PROBLEM TO SOLVE
Check each line of the data for "Save" and select those that have it.

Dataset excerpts
§ §

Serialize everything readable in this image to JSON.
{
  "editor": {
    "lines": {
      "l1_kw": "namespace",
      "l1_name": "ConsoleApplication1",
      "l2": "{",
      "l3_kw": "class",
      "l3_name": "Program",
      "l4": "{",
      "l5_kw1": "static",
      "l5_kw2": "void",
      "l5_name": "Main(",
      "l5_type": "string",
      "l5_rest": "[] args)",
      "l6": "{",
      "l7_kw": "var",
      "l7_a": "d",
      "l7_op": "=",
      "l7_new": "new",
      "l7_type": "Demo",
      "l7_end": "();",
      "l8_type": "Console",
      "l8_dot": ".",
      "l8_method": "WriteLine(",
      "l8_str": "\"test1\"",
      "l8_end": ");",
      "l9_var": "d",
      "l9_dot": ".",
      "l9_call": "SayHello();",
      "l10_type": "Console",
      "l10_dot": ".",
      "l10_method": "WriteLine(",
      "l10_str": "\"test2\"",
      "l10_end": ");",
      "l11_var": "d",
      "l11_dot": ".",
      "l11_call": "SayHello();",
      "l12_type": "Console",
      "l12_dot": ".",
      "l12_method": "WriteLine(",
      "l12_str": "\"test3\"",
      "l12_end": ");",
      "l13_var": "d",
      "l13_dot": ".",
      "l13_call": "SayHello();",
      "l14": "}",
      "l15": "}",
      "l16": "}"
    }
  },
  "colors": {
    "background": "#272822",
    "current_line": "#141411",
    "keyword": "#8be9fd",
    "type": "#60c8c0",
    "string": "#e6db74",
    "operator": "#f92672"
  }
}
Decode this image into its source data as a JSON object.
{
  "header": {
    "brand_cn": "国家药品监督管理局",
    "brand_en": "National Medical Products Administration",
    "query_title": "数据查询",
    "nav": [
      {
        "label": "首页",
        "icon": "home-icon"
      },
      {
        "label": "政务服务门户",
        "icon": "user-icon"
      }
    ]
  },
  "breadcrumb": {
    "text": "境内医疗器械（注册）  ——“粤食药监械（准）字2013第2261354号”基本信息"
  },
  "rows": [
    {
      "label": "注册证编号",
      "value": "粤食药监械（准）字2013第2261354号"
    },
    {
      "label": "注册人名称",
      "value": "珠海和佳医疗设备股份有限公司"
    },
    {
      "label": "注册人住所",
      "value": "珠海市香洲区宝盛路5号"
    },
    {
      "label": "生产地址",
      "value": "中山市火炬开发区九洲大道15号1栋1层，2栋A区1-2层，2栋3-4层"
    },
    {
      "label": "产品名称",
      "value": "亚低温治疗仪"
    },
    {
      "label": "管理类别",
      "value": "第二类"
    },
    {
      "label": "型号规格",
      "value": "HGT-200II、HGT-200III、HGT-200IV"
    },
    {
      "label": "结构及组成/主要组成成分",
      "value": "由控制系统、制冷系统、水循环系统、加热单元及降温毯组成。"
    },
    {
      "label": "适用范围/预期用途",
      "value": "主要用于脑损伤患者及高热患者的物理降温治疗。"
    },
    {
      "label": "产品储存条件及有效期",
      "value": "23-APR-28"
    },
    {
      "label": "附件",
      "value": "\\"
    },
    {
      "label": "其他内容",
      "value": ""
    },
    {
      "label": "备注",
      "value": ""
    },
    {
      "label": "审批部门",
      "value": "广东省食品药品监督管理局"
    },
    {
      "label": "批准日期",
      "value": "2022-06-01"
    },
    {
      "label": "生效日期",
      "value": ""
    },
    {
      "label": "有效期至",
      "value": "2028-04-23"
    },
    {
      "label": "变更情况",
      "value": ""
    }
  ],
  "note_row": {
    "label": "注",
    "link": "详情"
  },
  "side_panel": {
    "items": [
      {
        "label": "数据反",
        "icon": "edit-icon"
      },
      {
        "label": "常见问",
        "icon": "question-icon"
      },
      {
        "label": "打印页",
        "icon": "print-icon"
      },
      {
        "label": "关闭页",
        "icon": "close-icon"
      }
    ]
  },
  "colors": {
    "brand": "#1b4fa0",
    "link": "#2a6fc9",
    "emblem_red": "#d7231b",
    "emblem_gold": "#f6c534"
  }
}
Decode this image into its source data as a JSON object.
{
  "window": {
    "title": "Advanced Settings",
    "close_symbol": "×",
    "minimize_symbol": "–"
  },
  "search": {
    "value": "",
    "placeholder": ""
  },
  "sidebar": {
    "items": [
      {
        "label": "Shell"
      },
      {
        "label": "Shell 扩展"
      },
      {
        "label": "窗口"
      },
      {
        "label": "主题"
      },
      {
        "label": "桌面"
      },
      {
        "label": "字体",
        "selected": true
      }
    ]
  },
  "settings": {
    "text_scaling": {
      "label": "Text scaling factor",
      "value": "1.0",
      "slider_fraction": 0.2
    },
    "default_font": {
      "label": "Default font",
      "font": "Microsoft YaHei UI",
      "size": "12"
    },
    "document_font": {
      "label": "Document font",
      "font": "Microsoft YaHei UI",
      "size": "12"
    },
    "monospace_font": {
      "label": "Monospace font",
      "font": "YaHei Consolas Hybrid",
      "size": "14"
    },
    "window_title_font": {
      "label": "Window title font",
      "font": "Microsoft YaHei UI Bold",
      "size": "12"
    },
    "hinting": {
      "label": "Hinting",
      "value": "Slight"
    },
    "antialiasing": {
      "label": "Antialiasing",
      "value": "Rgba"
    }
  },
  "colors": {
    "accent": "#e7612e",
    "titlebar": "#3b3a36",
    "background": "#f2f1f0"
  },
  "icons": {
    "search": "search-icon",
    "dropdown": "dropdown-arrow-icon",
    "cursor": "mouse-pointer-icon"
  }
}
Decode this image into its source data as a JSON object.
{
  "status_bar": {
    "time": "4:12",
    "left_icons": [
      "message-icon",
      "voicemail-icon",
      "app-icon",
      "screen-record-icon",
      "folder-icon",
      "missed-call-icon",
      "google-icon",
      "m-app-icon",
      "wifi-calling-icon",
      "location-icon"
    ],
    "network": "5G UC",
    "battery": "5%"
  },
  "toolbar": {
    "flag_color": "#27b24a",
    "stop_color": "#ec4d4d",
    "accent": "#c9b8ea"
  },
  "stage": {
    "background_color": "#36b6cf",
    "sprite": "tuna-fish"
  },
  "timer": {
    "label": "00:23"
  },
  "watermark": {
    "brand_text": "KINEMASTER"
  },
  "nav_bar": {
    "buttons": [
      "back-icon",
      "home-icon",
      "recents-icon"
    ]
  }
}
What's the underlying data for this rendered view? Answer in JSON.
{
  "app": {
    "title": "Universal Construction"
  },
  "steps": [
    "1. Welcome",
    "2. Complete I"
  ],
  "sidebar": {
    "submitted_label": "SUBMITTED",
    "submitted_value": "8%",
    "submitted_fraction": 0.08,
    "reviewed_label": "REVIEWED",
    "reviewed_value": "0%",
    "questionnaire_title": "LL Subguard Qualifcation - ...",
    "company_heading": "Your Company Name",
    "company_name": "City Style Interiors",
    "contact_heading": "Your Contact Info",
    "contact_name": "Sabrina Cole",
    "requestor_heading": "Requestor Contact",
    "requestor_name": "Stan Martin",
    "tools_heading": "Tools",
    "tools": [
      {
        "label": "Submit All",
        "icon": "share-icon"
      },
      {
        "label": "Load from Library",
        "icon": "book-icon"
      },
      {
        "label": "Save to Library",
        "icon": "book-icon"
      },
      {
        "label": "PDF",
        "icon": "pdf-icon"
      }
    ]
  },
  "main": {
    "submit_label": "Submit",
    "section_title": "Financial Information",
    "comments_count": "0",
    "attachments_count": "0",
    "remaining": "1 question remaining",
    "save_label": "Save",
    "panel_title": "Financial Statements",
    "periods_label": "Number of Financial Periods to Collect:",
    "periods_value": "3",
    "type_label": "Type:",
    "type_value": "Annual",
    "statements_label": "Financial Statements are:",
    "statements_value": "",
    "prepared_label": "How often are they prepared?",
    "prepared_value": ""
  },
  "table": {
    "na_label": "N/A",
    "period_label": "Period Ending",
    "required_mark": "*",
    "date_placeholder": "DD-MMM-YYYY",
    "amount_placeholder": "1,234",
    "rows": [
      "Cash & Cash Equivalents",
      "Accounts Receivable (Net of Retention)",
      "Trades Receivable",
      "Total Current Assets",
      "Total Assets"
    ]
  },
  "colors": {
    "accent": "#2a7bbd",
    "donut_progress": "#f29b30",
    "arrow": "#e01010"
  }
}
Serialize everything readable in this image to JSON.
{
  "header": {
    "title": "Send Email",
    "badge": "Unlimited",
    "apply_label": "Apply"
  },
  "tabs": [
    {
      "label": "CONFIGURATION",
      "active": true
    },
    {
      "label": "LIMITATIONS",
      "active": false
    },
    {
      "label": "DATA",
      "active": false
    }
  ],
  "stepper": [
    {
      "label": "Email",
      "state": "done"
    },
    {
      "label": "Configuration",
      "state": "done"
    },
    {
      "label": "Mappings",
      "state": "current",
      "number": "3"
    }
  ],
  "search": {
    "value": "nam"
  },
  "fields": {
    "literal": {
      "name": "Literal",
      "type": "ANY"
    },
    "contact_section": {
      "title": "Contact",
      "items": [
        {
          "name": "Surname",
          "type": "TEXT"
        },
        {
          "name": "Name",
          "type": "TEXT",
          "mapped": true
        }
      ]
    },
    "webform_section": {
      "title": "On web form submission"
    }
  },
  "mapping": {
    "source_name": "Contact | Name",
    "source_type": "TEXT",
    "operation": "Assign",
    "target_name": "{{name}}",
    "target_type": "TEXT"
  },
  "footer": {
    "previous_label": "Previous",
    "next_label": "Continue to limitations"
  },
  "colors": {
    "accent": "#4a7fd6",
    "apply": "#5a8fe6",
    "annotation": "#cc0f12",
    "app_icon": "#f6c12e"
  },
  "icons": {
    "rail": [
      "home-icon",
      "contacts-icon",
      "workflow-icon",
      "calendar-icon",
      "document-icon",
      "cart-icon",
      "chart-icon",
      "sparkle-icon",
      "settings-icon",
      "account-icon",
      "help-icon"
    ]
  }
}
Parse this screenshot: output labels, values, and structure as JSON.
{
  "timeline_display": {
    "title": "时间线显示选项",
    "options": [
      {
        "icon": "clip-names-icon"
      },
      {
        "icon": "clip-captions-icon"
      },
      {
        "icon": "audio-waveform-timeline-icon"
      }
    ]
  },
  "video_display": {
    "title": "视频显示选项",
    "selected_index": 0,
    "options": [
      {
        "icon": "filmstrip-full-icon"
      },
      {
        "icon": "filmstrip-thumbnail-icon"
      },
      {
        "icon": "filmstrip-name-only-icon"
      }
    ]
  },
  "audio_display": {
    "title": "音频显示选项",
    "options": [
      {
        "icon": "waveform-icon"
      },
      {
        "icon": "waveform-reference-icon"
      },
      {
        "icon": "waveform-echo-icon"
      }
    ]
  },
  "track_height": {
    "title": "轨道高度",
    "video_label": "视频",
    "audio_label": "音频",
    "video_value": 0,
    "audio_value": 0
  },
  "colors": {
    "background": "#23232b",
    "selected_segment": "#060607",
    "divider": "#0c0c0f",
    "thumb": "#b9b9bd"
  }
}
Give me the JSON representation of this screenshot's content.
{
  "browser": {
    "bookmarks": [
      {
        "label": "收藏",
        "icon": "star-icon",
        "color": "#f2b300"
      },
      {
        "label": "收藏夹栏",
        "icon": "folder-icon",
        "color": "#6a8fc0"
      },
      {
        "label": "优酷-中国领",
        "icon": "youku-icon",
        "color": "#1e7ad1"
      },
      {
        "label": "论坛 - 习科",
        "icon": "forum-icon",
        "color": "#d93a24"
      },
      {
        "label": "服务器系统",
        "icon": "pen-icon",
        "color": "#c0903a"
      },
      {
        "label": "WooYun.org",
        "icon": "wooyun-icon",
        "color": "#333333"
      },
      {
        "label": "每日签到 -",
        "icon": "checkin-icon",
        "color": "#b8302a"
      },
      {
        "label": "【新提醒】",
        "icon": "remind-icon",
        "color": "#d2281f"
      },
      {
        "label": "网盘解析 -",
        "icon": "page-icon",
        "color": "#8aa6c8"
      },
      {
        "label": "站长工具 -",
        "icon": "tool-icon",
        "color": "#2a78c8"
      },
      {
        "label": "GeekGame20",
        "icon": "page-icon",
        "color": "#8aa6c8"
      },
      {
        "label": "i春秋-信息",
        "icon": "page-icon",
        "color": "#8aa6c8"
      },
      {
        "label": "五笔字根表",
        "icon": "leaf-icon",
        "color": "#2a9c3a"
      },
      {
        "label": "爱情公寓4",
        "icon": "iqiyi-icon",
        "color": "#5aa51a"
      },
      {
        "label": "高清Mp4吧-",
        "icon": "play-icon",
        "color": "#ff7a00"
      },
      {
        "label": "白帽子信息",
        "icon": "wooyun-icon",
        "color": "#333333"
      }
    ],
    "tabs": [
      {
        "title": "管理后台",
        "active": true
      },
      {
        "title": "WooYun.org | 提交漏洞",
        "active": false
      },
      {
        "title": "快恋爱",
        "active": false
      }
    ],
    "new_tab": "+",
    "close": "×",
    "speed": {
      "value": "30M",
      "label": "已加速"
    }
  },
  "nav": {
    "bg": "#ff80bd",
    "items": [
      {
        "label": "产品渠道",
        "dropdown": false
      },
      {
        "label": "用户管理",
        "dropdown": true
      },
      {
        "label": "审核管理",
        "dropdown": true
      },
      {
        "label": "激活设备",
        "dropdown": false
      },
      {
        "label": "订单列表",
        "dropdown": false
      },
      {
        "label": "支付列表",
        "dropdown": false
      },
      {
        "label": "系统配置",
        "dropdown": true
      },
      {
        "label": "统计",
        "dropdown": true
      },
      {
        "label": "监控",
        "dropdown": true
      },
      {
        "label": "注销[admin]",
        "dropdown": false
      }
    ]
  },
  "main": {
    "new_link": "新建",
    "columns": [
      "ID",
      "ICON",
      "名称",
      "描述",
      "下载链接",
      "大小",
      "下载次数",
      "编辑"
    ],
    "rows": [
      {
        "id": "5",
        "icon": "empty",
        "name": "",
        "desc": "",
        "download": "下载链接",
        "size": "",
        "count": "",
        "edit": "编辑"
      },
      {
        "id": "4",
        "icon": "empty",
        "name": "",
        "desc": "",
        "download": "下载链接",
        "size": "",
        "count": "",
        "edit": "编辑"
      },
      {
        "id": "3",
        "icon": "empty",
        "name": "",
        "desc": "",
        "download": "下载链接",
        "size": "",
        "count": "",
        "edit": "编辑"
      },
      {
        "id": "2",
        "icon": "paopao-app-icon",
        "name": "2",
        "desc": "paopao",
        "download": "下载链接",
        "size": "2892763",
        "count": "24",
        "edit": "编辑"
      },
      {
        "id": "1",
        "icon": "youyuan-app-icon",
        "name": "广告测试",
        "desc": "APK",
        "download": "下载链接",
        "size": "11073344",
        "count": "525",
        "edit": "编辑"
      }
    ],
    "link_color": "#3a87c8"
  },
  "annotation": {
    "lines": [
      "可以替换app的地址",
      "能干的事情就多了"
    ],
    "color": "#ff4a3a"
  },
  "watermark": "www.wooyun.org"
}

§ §

FINISHED EXERCISE
        "label": "Save to Library",
    "save_label": "Save",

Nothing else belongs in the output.